    In addition, we have all found it important to build relationships with the individual children and their families. One group member shared how during center tours, she would ask parents what their child's super power was (How do you see your child?). Relationships help build experiences that are more meaningful and give you a better understanding of appropriate expectations. Other members of the group have used visual tools. 

    2.       We discussed the word "verve" and how we can include it in our programs. This led to a discussion on being advocates for children and speaking out when others in the program are not reflective in their practices and don't notice the biases that are present. One group member mentioned A Chance in The World as a resource. The conversation continued with the thought that sometimes teachers have their own agendas they are trying to meet and may unintentionally disregard what the children truly need and that we should work to do what will bring each child to their own highest level – having an "absolute intentional regard" for children and seeing them in the purest light we can. Maya Angelou's quote about children seeing adult faces light up when they enter a room was mentioned. Oftentimes, teachers use words such as hyperactive when they could use the word "verve" instead. We need to reframe how we are looking at children. 

    3.       We discussed the story of Hakeem on page 71 and our similar experiences. One group member shared that there was a local program that provided teacher:child interaction training and parent:child interaction training for children with extreme challenging behaviors. We talked about how some Zero Tolerance policies may force conversations to happen and that social work and the field of ECE intersect. In addition, we talked about the School to Prison Pipeline and that children should not always have to hear "no", causing them to receive the message that they are always doing something wrong. As teachers, we need to be sensitive to the children's needs, and our own biases, and we need to work through the challenges that children face. We need to teach social skills instead of focusing on the "no". We need to be aware of the power that labels have over children. The book Raising Lions was mentioned as a resource. 

    4.       We discussed how to make our programs more welcoming for Black boys.
    Ideas shared were to find someone who can speak their language when they first begin in the program, help them find positions of leadership within the setting (strengths-based). For example, a child who likes to run could be the leader of the "running club". Encourage staff to ask themselves "How do I support him?" instead of asking "What am I going to do with him?" Provide access to people who look like and talk like them. Fill your classroom with diverse photos, diverse books, photos of the children enrolled and their families. Have the difficult conversations, don't just check a box saying your classroom has the diverse materials. Integrate these conversations into day to day practice, don't wait for there to be an issue. The book You Can't Celebrate That" was mentioned as a resource. 
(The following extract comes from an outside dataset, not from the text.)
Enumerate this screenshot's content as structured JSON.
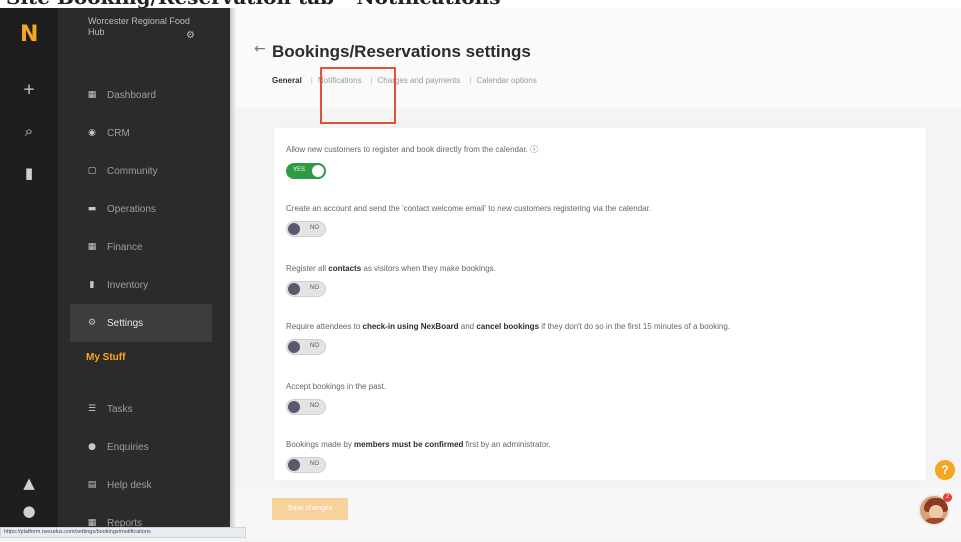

    5.       In closing, Maya Angelou was mentioned again in reference to doing better when you know better. 


    Multicultural Literature:
     (providing Windows, Mirrors and Sliding Glass Doors) 

    You Can't Celebrate That!: Navigating the Deep Waters of Social Justice Teaching by Nadia Jaboneta 

    Raising Lions: The Art of Compassionate Discipline by Joe Newman 

    A Chance in the World by Steve Pemberton 

    Why Are Child Care Programs Open When Schools Are Not? 

    No Small Matter 

    Starting at Zero: Reimagining Education in America